The Australian government has funded an initiative to ensure the provenance of sustainable sugar supplies using blockchain technology.
The Australian government has granted A$2.25 million ($1.7 million) to the Sustainable Sugar Project, Foodnavigator-Asia reports July 30.
The Sustainable Sugar Project, led by the Queensland Cane Growers Organization, will use blockchain technology to track the provenance of sugar supplies to Australia. The initiative known as the Smart Cane Best Management Practice (BMP) is part of a sugar industry push for better sustainability and traceability.
Blockchain technology will purportedly allow buyers to clearly see where sugarcane comes from and prove the provenance and sustainability of the farm. Canegrowers told Foodnavigator-Asia:

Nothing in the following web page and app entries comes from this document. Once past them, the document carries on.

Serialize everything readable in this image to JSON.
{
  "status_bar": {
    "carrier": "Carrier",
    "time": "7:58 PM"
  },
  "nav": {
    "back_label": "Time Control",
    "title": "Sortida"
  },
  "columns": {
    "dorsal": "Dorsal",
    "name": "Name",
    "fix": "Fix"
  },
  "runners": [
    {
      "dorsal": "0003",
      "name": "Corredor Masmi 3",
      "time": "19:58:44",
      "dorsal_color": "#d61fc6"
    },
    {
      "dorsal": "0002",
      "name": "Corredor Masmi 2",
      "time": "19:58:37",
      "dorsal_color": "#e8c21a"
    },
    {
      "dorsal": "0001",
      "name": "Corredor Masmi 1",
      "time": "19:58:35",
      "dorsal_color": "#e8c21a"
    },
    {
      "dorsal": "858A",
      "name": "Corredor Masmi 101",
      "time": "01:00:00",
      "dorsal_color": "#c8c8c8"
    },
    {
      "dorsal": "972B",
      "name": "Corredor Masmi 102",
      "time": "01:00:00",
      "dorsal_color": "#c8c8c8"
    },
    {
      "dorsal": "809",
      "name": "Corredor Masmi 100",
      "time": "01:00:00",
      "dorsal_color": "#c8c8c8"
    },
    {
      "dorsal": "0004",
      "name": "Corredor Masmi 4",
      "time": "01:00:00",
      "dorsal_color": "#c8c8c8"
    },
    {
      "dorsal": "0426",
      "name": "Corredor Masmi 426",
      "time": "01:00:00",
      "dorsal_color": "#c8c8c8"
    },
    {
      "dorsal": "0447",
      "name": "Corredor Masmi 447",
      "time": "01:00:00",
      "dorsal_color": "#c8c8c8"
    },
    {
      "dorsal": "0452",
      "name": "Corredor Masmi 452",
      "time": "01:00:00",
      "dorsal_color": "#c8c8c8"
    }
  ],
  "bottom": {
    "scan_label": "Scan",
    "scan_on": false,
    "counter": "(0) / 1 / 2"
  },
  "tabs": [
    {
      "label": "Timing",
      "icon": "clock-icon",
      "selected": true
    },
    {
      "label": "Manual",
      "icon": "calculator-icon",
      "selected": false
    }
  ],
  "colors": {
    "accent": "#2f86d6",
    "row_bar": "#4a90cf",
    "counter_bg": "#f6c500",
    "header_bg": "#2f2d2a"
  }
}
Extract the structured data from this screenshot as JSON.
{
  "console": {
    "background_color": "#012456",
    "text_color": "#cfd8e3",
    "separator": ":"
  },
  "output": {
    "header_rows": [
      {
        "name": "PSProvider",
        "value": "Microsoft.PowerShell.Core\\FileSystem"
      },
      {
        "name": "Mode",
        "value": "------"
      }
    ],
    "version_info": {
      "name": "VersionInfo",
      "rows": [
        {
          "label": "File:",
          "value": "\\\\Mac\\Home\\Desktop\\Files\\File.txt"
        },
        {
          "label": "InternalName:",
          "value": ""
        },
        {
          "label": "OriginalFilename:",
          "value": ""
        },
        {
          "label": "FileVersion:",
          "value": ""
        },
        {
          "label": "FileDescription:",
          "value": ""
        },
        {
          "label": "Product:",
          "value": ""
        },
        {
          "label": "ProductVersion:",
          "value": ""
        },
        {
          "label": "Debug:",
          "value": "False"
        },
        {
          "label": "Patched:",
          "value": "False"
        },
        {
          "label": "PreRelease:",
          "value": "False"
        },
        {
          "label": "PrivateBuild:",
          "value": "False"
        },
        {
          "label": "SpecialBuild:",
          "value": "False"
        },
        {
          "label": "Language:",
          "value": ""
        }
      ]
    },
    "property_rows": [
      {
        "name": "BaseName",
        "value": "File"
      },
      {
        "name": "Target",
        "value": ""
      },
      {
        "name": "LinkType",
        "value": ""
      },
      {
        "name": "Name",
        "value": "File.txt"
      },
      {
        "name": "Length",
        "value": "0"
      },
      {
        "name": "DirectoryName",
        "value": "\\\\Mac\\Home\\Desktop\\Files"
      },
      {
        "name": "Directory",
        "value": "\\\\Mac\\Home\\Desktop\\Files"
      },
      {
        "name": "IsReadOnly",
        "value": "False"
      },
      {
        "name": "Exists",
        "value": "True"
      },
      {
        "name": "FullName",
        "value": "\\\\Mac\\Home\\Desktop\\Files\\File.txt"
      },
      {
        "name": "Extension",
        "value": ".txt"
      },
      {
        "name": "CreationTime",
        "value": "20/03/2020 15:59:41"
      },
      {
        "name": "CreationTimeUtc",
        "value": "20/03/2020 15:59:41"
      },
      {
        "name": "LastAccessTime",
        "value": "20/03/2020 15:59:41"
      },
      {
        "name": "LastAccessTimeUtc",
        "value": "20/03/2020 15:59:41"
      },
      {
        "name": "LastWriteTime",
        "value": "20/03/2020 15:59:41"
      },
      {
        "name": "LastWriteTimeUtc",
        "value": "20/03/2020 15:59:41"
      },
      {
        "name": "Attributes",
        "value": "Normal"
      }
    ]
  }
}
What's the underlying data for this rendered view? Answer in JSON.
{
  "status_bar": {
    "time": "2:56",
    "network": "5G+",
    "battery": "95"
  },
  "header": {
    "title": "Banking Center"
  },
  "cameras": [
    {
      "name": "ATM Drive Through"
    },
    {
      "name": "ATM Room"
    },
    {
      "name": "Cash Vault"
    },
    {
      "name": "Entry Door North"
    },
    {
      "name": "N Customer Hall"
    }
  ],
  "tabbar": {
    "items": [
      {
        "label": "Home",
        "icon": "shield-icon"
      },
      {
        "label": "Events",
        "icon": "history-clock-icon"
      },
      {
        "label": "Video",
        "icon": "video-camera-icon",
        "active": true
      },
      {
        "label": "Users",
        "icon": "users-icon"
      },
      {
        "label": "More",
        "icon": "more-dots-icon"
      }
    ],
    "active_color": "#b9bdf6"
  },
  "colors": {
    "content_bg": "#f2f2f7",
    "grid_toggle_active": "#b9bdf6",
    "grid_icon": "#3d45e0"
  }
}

“Blockchain’s main attribute is that it’s a secure database in which all transactions are recorded and visible… the quality sugar produced from the sustainably-grown cane can be traced back through the chain, giving consumers confidence in what they are buying.”

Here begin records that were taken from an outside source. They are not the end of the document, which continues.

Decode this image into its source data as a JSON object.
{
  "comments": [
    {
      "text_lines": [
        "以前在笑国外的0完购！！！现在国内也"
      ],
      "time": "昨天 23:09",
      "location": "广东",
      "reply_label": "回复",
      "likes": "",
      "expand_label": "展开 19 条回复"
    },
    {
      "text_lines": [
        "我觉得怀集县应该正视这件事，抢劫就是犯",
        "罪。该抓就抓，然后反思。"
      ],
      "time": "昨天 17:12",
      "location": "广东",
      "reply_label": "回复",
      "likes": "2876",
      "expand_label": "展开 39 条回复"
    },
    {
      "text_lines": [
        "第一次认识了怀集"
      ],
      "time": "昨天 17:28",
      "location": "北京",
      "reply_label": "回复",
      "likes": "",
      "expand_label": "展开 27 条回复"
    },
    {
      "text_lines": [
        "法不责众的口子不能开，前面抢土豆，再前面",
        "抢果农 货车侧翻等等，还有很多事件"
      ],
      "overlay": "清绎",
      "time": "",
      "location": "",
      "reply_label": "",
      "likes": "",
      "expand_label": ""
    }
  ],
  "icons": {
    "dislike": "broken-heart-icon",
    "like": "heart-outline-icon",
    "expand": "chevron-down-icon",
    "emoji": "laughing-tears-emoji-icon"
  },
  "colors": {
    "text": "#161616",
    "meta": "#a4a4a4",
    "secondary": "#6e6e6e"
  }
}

For the initiative, industry experts and sugarcane farmers collaborated on best practices and industry standards based on productivity, sustainability, and profitability.
The Ministry of Agriculture and Water Resources stated that large buyers of sugar could pay more in the future for sustainable sugar, as customers increasingly demand sustainably-sourced products. Agriculture Minister David Littleproud said:
“This technology would provide assurances around the sustainability of our sugar and ensure cane farmers using sustainable practices can attract a premium for their product.”
Blockchain technology has proven to be a boon for logistics and supply chain applications, and is widely regarded as a cheaper and more efficient way to track complex supply chains globally.
Today, the Commonwealth Bank of Australia announced that it completed a successful trade of 17 tons of almonds to Europe using blockchain technology. The platform, which was part of a collaborative effort of five “supply chain leaders,” is underpinned by distributed ledger technology (DLT), Internet of Things (IoT), and smart contracts.
Earlier this month, U.S. computer technology firm Oracle released its blockchain platform focusing on transaction efficiency and supply chain authentication. Oracle Blockchain Cloud Service uses Hyperledger Fabric as its basis and launched following a series of trials with banking, business, and government clients.